Bookstore Owner Burns Books in Protest
Posted on May 28, 2007
Former Missouri bookstore owner Tom Wayne is mad as hell and isn't going to take it anymore. After he closed his used bookstore, Prospero's, he tried to give away 20,000 books he still had in a warehouse. But no one wanted them, not even the libraries. So he's started burning the books as a protest against our culture which is valuing the printed word less and less.
"This is the funeral pyre for thought in America today," Wayne told spectators outside his bookstore as he lit the first batch of books. The fire blazed for about 50 minutes before the Kansas City Fire Department put it out because Wayne didn't have a permit to burn them. Wayne said next time he will get a permit. He said he envisions monthly bonfires until his supply - estimated at 20,000 books - is exhausted.What a sad thing that no one wanted the books! Mike reportedly had just about everything: children's books, Tom Clancy novels, nonfiction, you name it. But it took a fire to get the word out. Maybe he should have just taken out an ad in the local newspaper, though?
"After slogging through the tens of thousands of books we've slogged through and to accumulate that many and to have people turn you away when you take them somewhere, it's just kind of a knee-jerk reaction," he said. "And it's a good excuse for fun." Wayne said he has seen fewer customers in recent years as people more often get their information from television or the Internet. He pointed to a 2002 study by the National Endowment for the Arts, that found that less than half of adult respondents reported reading for pleasure, down from almost 57 percent in 1982.

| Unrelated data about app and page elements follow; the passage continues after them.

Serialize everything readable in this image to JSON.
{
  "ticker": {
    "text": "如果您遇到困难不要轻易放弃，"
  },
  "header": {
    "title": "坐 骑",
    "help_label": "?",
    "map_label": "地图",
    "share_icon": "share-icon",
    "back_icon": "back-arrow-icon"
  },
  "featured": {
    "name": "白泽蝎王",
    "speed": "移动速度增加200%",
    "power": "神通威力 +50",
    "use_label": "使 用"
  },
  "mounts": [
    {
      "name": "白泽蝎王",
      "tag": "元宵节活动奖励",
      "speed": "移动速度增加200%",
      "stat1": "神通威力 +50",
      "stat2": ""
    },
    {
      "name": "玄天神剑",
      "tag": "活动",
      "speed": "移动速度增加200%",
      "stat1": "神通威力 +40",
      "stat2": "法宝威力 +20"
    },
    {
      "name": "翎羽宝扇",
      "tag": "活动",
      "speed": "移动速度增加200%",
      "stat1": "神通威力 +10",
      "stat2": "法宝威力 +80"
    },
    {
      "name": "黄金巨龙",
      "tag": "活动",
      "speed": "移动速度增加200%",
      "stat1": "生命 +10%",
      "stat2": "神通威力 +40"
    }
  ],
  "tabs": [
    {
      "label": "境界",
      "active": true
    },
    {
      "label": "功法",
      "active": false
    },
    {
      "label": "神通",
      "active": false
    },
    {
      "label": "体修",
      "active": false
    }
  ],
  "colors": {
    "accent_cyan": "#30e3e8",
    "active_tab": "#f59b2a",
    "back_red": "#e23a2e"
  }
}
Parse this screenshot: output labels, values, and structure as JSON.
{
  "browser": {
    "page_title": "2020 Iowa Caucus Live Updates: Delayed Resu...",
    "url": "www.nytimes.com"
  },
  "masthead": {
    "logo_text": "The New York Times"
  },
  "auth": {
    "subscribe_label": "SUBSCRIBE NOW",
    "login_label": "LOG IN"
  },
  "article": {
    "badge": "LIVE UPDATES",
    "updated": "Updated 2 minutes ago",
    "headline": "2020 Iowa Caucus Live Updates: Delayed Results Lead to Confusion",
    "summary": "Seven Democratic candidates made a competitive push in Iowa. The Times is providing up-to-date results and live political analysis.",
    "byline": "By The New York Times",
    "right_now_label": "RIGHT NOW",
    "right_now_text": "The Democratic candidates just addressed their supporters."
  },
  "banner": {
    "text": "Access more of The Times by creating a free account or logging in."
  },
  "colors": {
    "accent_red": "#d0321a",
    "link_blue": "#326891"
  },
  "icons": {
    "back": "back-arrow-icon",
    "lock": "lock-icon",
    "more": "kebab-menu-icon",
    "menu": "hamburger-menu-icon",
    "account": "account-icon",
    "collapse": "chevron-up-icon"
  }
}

Dozens of customers took advantage of the Sunday's book-burning, searching through those waiting to go into the fire for last-minute bargains. Mike Bechtel paid $10 for a stack of books, including an antique collection of children's literature, which he said he'd save for his 4-year-old son. "I think given the fact it is a protest of people not reading books, it's the best way to do it," Bechtel said. "(Wayne has) made the point that not reading a book is as good as burning it."